Back by popular demand, here is my vegan ‘suet’ recipe for wild birds trying to make it through cold weather. While the insects, fruit, or seeds provided by native plants are the best way to feed birds (because those who eat at feeders are much more likely to get sick and spread disease), there are times when they could use some help getting through frigid days and nights. Small birds especially, with their remarkably rapid metabolism, need to find enough calories for the day but also build up fat reserves to get through their lengthy nighttime fasts—all in the course of the minimal daylight hours of winter. Young birds have it the toughest since they have to compete with mature birds who have better access to food and roosting sites. Despite their amazing abilities to get through cold, stormy winters, some do die during especially stressful times.
This “suet” contains a lot of fat and protein and seems to be more appealing to birds than the traditional, animal-derived suet. It also lacks the probability of antibiotic and who-knows-what-else contamination, and the “yuck” factor inherent in store-bought suet (Wikipedia describes “suet” as “the raw, hard fat of beef or mutton found around the loins and kidneys.” Yumm … ). And, the fats in this recipe used in place of the dead animal lipo — especially the coconut oil — pack in the health benefits. I strongly recommend using organic ingredients whenever possible considering the deplorable loss of birds and other animals to pesticides and the harmful effects of synthetic fertilizers.
This recipe also helps you avoid participating in the sheer misery and environmental destruction associated with animal agriculture. Of course, other solid fats have their pitfalls. I passionately avoid palm oil—the cheap fat linked to climate change, tropical deforestation, habitat degradation, animal cruelty, and indigenous rights abuses—which seems to be found in almost every processed product under the sun these days. And while coconut oil, which I combine in this entree with peanut butter, is far from a perfect ingredient, it is slightly less problematic, especially if you buy organic and fair trade. And, making your own means no plastic to dispose of.
Which birds might flock to this suet? In my yard, a lone, very bossy male yellow-rumped warbler named Rumpy (pictured above) makes a point to come back every winter for his suet, but northern flickers, downy woodpeckers, bushtits, black-capped chickadees, chestnut-backed chickadees, scrub and stellar’s jays, juncos, Bewick’s wrens, nuthatches, and song sparrows are common patrons as well (with Rumpy’s permission, of course).
Here is the recipe for one small (roughly 6 ounce) “cake.” Double the recipe for large feeders.
Bonus points if you use organic ingredients!
¼ cup coconut oil, preferably unrefined
¼ cup unsalted peanut butter, preferably chunky
⅛ cup + 1 to 2 tablespoons raw, unsalted sunflower seeds

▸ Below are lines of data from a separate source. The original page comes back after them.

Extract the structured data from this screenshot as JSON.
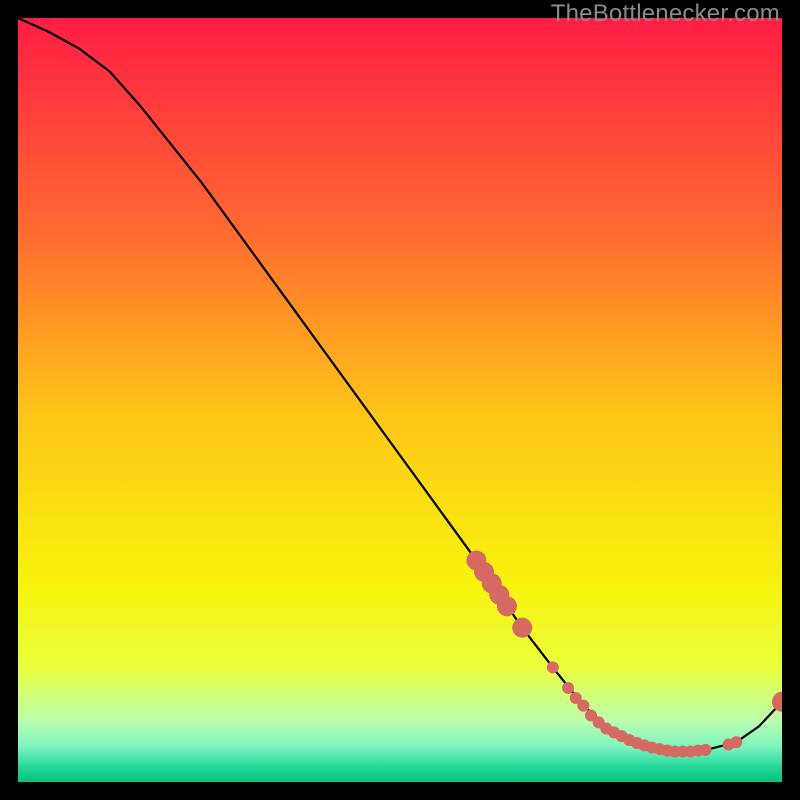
{
  "watermark": "TheBottlenecker.com",
  "chart_data": {
    "type": "line",
    "title": "",
    "xlabel": "",
    "ylabel": "",
    "xlim": [
      0,
      100
    ],
    "ylim": [
      0,
      100
    ],
    "background_gradient": {
      "stops": [
        {
          "pos": 0.0,
          "color": "#ff1d44"
        },
        {
          "pos": 0.28,
          "color": "#ff6a30"
        },
        {
          "pos": 0.52,
          "color": "#ffc619"
        },
        {
          "pos": 0.74,
          "color": "#f8f30b"
        },
        {
          "pos": 0.85,
          "color": "#e9ff3d"
        },
        {
          "pos": 0.92,
          "color": "#baffad"
        },
        {
          "pos": 0.955,
          "color": "#7bf3c0"
        },
        {
          "pos": 0.978,
          "color": "#2bdc9b"
        },
        {
          "pos": 1.0,
          "color": "#07c07f"
        }
      ]
    },
    "curve": {
      "x": [
        0,
        4,
        8,
        12,
        16,
        20,
        24,
        28,
        32,
        36,
        40,
        44,
        48,
        52,
        56,
        60,
        63,
        66,
        70,
        74,
        78,
        82,
        86,
        90,
        94,
        97,
        100
      ],
      "y": [
        100,
        98.2,
        96.0,
        93.0,
        88.5,
        83.5,
        78.5,
        73.0,
        67.5,
        62.0,
        56.5,
        51.0,
        45.5,
        40.0,
        34.5,
        29.0,
        24.5,
        20.2,
        15.0,
        10.0,
        6.5,
        4.5,
        4.0,
        4.2,
        5.2,
        7.3,
        10.5
      ]
    },
    "markers": {
      "x": [
        60,
        61,
        62,
        63,
        64,
        66,
        70,
        72,
        73,
        74,
        75,
        76,
        77,
        78,
        79,
        80,
        81,
        82,
        83,
        84,
        85,
        86,
        87,
        88,
        89,
        90,
        93,
        94,
        100
      ],
      "y": [
        29.0,
        27.5,
        26.0,
        24.5,
        23.0,
        20.2,
        15.0,
        12.3,
        11.0,
        10.0,
        8.7,
        7.8,
        7.0,
        6.5,
        6.0,
        5.5,
        5.1,
        4.8,
        4.5,
        4.3,
        4.1,
        4.0,
        4.0,
        4.0,
        4.1,
        4.2,
        4.9,
        5.2,
        10.5
      ]
    },
    "marker_style": {
      "fill": "#d46a61",
      "radius_small": 6,
      "radius_large": 10
    }
  }
}
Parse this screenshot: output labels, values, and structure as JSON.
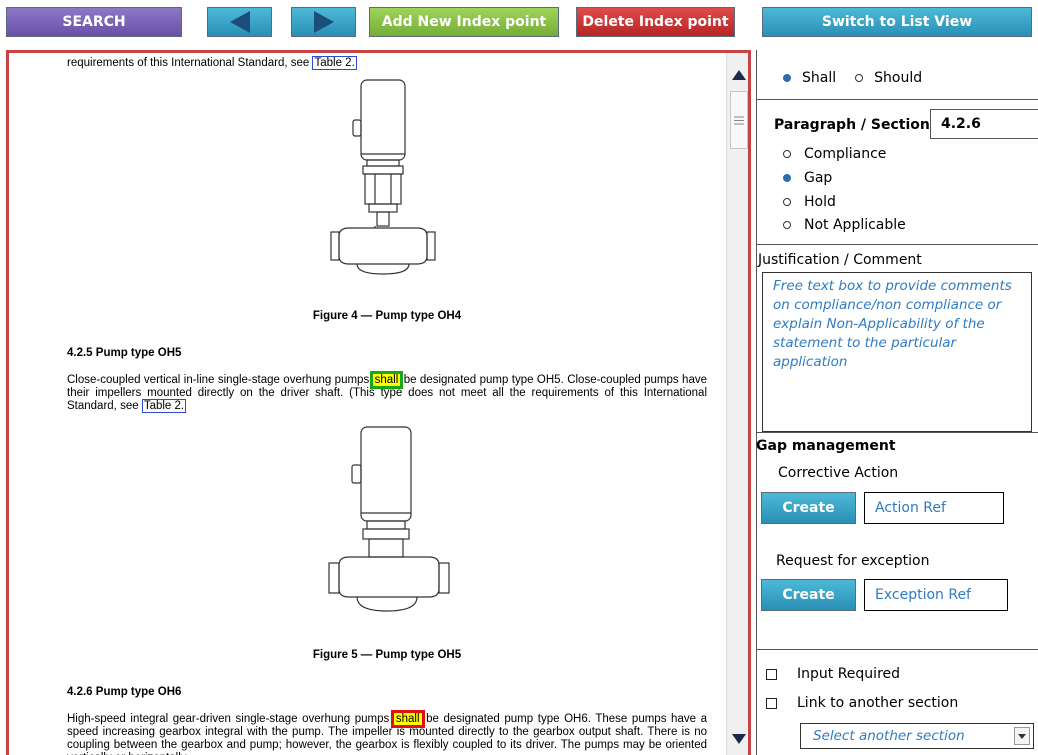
{
  "toolbar": {
    "search_label": "SEARCH",
    "add_label": "Add New Index point",
    "delete_label": "Delete Index point",
    "switch_label": "Switch to List View"
  },
  "document": {
    "line_top": "requirements of this International Standard, see",
    "table_ref": "Table 2.",
    "fig4_caption": "Figure 4 — Pump type OH4",
    "sec425_heading": "4.2.5   Pump type OH5",
    "p425_before": "Close-coupled vertical in-line single-stage overhung pumps",
    "p425_keyword": "shall",
    "p425_after": "be designated pump type OH5. Close-coupled pumps have their impellers mounted directly on the driver shaft. (This type does not meet all the requirements of this International Standard, see",
    "fig5_caption": "Figure 5 — Pump type OH5",
    "sec426_heading": "4.2.6   Pump type OH6",
    "p426_before": "High-speed integral gear-driven single-stage overhung pumps",
    "p426_keyword": "shall",
    "p426_after": "be designated pump type OH6. These pumps have a speed increasing gearbox integral with the pump. The impeller is mounted directly to the gearbox output shaft. There is no coupling between the gearbox and pump; however, the gearbox is flexibly coupled to its driver. The pumps may be oriented vertically or horizontally."
  },
  "panel": {
    "shall_label": "Shall",
    "should_label": "Should",
    "paragraph_label": "Paragraph / Section",
    "paragraph_value": "4.2.6",
    "status_options": [
      "Compliance",
      "Gap",
      "Hold",
      "Not Applicable"
    ],
    "status_selected": "Gap",
    "justification_label": "Justification / Comment",
    "justification_placeholder": "Free text box to provide comments on compliance/non compliance or explain Non-Applicability of the statement to the particular application",
    "gap_management_label": "Gap management",
    "corrective_action_label": "Corrective Action",
    "create_label": "Create",
    "action_ref": "Action Ref",
    "request_exception_label": "Request for exception",
    "exception_ref": "Exception Ref",
    "input_required_label": "Input Required",
    "link_section_label": "Link to another section",
    "select_section_placeholder": "Select another section"
  },
  "colors": {
    "search": "#7a62b8",
    "nav": "#35a3c8",
    "add": "#86c043",
    "delete": "#c83232",
    "frame_border": "#c74444",
    "highlight": "#ffff00",
    "highlight_green": "#1aa81a",
    "highlight_red": "#e01010",
    "placeholder_text": "#2e7bc4"
  },
  "icons": [
    "arrow-left-icon",
    "arrow-right-icon",
    "scroll-up-icon",
    "scroll-down-icon",
    "dropdown-chevron-icon"
  ]
}
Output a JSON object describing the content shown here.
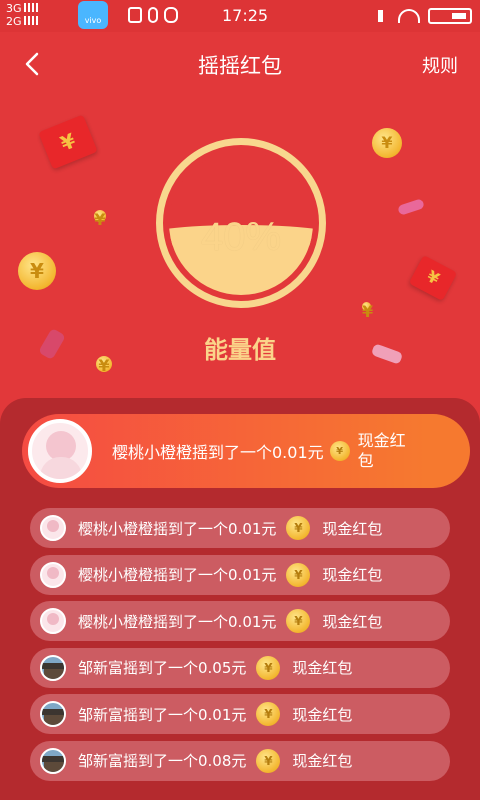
{
  "status_bar": {
    "network_top": "3G",
    "network_bottom": "2G",
    "store_label": "vivo",
    "time": "17:25"
  },
  "header": {
    "title": "摇摇红包",
    "rules_label": "规则"
  },
  "energy": {
    "percent_text": "40%",
    "percent_value": 0.4,
    "label": "能量值"
  },
  "highlight": {
    "text": "樱桃小橙橙摇到了一个0.01元",
    "coin_symbol": "¥",
    "type": "现金红包"
  },
  "records": [
    {
      "text": "樱桃小橙橙摇到了一个0.01元",
      "type": "现金红包",
      "avatar": "girl"
    },
    {
      "text": "樱桃小橙橙摇到了一个0.01元",
      "type": "现金红包",
      "avatar": "girl"
    },
    {
      "text": "樱桃小橙橙摇到了一个0.01元",
      "type": "现金红包",
      "avatar": "girl"
    },
    {
      "text": "邹新富摇到了一个0.05元",
      "type": "现金红包",
      "avatar": "house"
    },
    {
      "text": "邹新富摇到了一个0.01元",
      "type": "现金红包",
      "avatar": "house"
    },
    {
      "text": "邹新富摇到了一个0.08元",
      "type": "现金红包",
      "avatar": "house"
    }
  ],
  "colors": {
    "background": "#e2383a",
    "gold": "#fbd48a",
    "panel": "#b42a2e",
    "row": "#cc5c62"
  }
}
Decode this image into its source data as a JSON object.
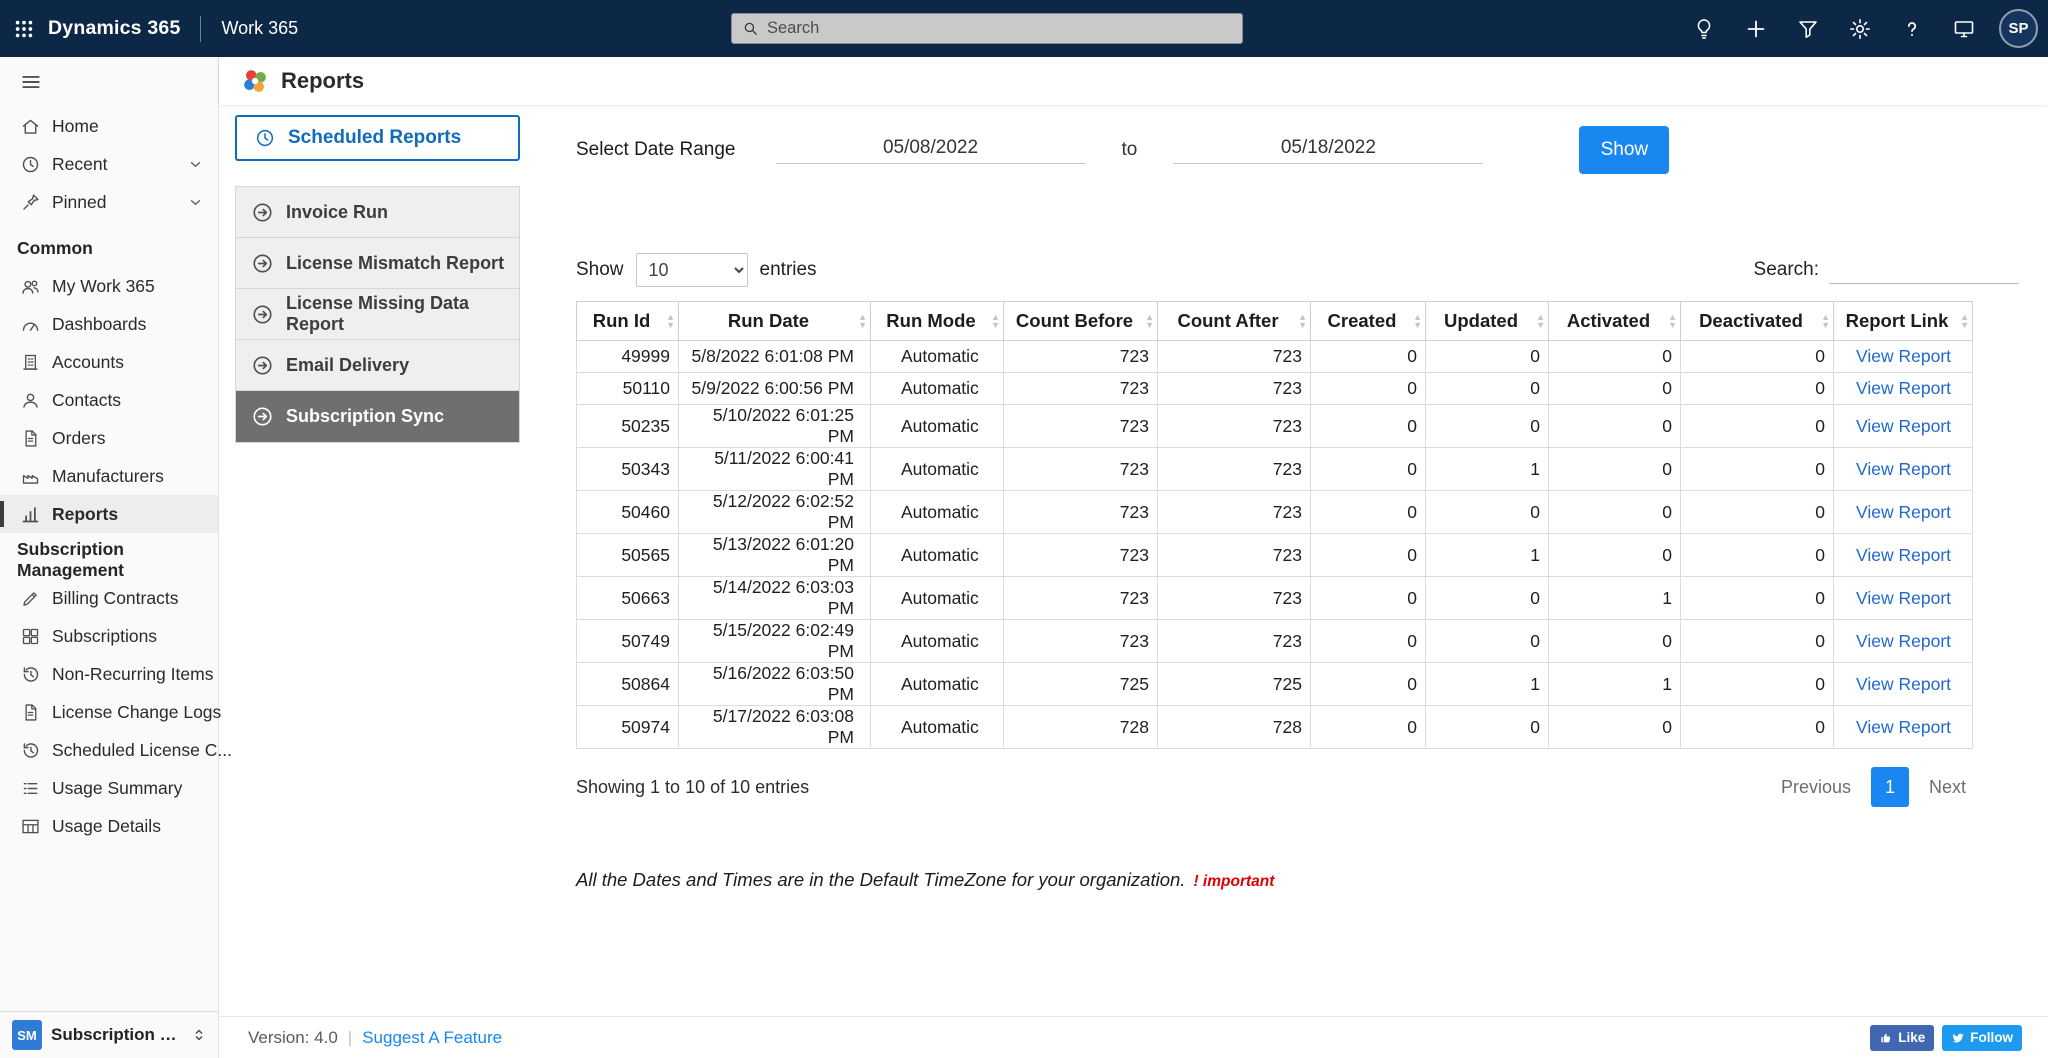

⅛ cup + 1 to 2 tablespoons raw coarse corn meal (aka polenta)
⅛ cup + 1 to 2 tablespoons raw millet, hulled or not
1 to 2 tablespoons chopped raisins or other dried fruit, optional
Additional chopped unsalted peanuts or nuts, optional
Directions: Gently warm coconut oil over very low heat (or in microwave under low power) just until it starts melting. Remove from heat and stir in peanut butter, then other ingredients. (Add more dry ingredients if it’s runny.) Spoon the mixture into a mold (small storage containers work well) that will fit your feeder. Cover and freeze on a flat spot for at least an hour before popping it out of the container and placing in your feeder outside.
If it’s very cold outside I store it in the refrigerator for a few hours so it’s not impenetrably frozen when placed outdoors. Likewise, when nighttime lows are predicted to go below around 30°F I bring the feeder indoors at night and keep it in a cool spot (less than 60°F) and place it outside early the following morning.
♦ This suet is intended only for cold weather and will begin to soften at temperatures above 60º F or so. It will become a drippy mess if subjected to sunlight in such weather.
♦ To prevent disease transmission, be sure to clean suet feeders with hot soapy water and rinse well before each refill. No bleach.
♦ Rotate bird feeder positions to reduce the likelihood of birds eating poop-contaminated food on the ground, and if you have more than one feeder, space them apart to keep birds from getting unnaturally close.
♦ To reduce the chance of window strikes, place all bird feeders either within 3 feet of your house or at least 25 feet away.
♦ To keep squirrels and other rodents at bay, hang feeder on a pole with a squirrel baffle, placed at least 8 feet from any jumping place.
♦ Suet feeders with tail props are nice for woodpeckers like flickers who normally feed with their long tails supported vertically.
♦ Extra cakes may be stored in your freezer for several months or in your refrigerator for a week or two.